------ Source material
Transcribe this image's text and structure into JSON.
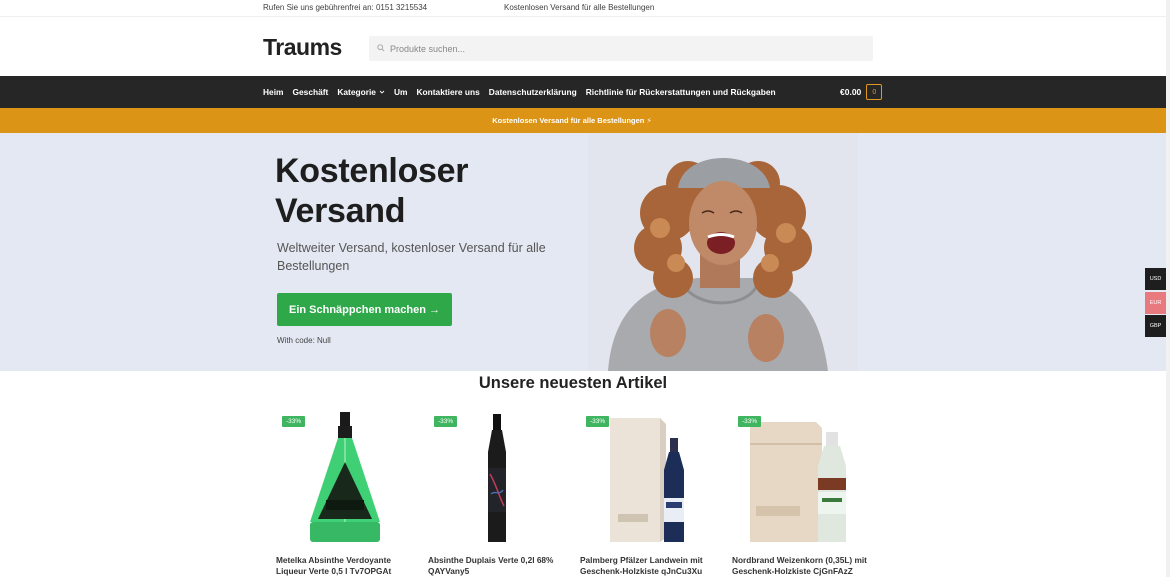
{
  "topbar": {
    "phone": "Rufen Sie uns gebührenfrei an: 0151 3215534",
    "shipping": "Kostenlosen Versand für alle Bestellungen"
  },
  "header": {
    "logo": "Traums",
    "search_placeholder": "Produkte suchen..."
  },
  "nav": {
    "items": [
      {
        "label": "Heim"
      },
      {
        "label": "Geschäft"
      },
      {
        "label": "Kategorie"
      },
      {
        "label": "Um"
      },
      {
        "label": "Kontaktiere uns"
      },
      {
        "label": "Datenschutzerklärung"
      },
      {
        "label": "Richtlinie für Rückerstattungen und Rückgaben"
      }
    ],
    "cart_amount": "€0.00",
    "cart_count": "0"
  },
  "promo": "Kostenlosen Versand für alle Bestellungen ⚡",
  "hero": {
    "title": "Kostenloser Versand",
    "subtitle": "Weltweiter Versand, kostenloser Versand für alle Bestellungen",
    "cta": "Ein Schnäppchen machen →",
    "code": "With code: Null"
  },
  "currency": [
    "USD",
    "EUR",
    "GBP"
  ],
  "colors": {
    "accent": "#dc9416",
    "nav_bg": "#262626",
    "cta": "#2fa84a",
    "hero_bg": "#e3e8f2"
  },
  "section_title": "Unsere neuesten Artikel",
  "products": [
    {
      "badge": "-33%",
      "name": "Metelka Absinthe Verdoyante Liqueur Verte 0,5 l Tv7OPGAt"
    },
    {
      "badge": "-33%",
      "name": "Absinthe Duplais Verte 0,2l 68% QAYVany5"
    },
    {
      "badge": "-33%",
      "name": "Palmberg Pfälzer Landwein mit Geschenk-Holzkiste qJnCu3Xu"
    },
    {
      "badge": "-33%",
      "name": "Nordbrand Weizenkorn (0,35L) mit Geschenk-Holzkiste CjGnFAzZ"
    }
  ]
}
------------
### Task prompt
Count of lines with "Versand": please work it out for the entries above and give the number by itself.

### Exercise output
4